demanded proof of a service animal, and excluded Mrs. Smith
from the convenience store and areas within the store where
customers without disabilities were permitted in violation of
28 C.F.R. § 32.302(c)(1), (3), (6)-(7); (2) failed to
make reasonable modifications in their policies, practices,
and procedures to provide Mrs. Smith and individuals with
disabilities equal access to the store in violation of 42
U.S.C. § 12182(b)(2)(A)(ii); and (3) denied Mrs. Smith
“full and equal enjoyment” of the store in
violation of 42 U.S.C. § 12182(a). See
docs. 1 at 5-24; 31 at 7-8. For these alleged violations,

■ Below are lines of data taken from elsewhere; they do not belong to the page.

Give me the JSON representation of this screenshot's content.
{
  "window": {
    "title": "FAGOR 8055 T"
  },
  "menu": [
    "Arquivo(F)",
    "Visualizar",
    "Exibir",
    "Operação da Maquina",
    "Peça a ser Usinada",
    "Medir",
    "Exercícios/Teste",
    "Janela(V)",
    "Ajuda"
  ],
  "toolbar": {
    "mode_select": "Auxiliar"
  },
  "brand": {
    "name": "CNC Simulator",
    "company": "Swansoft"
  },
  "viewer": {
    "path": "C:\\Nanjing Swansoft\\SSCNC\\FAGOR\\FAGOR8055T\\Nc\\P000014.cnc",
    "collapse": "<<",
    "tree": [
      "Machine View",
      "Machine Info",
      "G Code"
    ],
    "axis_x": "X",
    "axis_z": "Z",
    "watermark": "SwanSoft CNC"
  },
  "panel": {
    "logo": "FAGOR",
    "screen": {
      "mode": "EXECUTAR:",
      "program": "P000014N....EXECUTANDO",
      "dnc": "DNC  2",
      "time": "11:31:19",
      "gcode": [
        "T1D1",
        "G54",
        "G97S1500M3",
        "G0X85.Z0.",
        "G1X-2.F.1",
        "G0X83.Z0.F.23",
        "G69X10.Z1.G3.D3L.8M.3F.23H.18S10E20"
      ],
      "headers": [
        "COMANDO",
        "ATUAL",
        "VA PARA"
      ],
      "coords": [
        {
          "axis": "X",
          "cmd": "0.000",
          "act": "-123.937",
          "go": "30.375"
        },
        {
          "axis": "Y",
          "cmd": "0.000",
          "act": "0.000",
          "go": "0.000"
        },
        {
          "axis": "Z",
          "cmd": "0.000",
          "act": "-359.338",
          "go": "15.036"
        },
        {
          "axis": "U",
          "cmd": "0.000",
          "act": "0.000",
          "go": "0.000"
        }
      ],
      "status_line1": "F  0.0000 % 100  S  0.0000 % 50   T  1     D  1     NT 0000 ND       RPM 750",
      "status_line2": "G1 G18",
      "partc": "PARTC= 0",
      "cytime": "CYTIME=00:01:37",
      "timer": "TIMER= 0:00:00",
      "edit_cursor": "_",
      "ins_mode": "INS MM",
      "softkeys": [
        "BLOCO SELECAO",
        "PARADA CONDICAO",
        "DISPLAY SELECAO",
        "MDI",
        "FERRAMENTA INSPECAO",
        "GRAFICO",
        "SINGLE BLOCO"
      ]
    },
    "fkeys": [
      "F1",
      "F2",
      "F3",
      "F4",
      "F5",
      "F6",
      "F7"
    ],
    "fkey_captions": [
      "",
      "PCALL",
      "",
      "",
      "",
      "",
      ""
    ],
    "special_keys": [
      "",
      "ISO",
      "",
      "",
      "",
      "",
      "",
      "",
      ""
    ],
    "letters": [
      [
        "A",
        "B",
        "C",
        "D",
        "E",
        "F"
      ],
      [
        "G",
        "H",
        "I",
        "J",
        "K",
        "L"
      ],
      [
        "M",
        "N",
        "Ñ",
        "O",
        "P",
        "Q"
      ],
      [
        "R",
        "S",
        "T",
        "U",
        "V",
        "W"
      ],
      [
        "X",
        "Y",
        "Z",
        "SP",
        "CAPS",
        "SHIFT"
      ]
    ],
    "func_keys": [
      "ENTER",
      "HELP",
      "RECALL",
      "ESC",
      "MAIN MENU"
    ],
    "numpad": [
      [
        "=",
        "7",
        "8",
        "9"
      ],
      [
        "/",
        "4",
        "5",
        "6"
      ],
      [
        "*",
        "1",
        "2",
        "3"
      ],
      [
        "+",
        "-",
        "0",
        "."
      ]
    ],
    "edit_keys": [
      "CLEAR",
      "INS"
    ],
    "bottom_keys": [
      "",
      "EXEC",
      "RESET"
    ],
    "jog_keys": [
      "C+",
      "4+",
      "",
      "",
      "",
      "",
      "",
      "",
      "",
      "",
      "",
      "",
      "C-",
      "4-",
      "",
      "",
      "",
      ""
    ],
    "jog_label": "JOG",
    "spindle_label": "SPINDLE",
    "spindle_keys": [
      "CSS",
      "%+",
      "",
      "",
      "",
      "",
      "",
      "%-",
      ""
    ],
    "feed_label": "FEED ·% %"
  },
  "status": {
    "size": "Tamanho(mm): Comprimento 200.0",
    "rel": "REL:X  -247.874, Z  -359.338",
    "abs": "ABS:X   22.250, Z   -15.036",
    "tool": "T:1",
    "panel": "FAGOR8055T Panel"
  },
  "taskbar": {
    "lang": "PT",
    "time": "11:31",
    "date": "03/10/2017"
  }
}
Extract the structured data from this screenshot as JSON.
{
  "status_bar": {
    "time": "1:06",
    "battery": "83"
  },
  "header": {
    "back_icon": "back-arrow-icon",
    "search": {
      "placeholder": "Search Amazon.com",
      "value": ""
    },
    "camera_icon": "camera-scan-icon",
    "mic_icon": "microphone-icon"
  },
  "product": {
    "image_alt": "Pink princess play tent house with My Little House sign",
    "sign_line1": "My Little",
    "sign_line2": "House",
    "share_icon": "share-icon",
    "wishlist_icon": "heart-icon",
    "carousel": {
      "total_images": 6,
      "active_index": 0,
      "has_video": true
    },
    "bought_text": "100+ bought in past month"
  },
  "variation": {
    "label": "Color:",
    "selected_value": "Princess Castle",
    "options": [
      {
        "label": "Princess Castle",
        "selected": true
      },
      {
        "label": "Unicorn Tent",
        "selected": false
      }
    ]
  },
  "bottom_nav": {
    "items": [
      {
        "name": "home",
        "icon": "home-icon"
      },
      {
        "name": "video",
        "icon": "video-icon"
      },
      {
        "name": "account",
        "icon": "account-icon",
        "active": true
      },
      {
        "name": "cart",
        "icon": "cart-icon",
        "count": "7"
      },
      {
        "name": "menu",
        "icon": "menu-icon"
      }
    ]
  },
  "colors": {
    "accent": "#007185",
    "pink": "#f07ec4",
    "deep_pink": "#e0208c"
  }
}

Mrs. Smith seeks an order directing the Defendants to: (a)
modify their policies and practices to comply with the
ADA's requirements for the treatment of individuals with
disabilities who have service animals, and (b) provide Mrs.
Smith “full and equal use and access” to the gas
station and convenience store. Doc. 1 at 31.
Defendants assert that Mrs. Smith's claims for injunctive
relief and attorney's fees are moot because, following
the discriminatory incident in question, they
“immediately modified their practices to comply with
ADA requirements for service animals and have consistently
complied with those requirements.” Doc. 18 at 2;
see docs. 17-1; 17-2. Because the Defendants rely on
witness declarations outside of the pleadings to support
their contentions, their motion is properly characterized as
a factual, rather than a facial, challenge to subject matter
jurisdiction. See McElmurray, 501 F.3d at 1251.
Furthermore, because the Defendants challenge the claims on
mootness grounds solely, this motion does not implicate the
merits of Mrs. Smith's cause of action. See Sheely v.
MRI Radiology Network, P.A., 505 F.3d 1173, 1182 (11th
Cir. 2007) (“[W]hen a district court disposes of a case
on justiciability (mootness) grounds we will treat the
district court's determination as if it was ruling on a
motion to dismiss for lack of subject matter jurisdiction
under Fed.R.Civ.P. 12(b)(1)[.]”); Myrick v. United
States Dep't of Veterans Affairs, No.
2:16CV555-MHT-WC, 2017 WL 1074362, at *6 (M.D. Ala. Mar. 1,
2017) (finding that defendant's motion to dismiss, which
contended that plaintiff's Bivens claim was
moot, did not implicate the merits of plaintiff's claim).
Accordingly, the court will analyze the motion as a factual
attack, considering both the complaint and the evidence in
the record. See Williamson, 645 F.2d at 413.
Whether the ...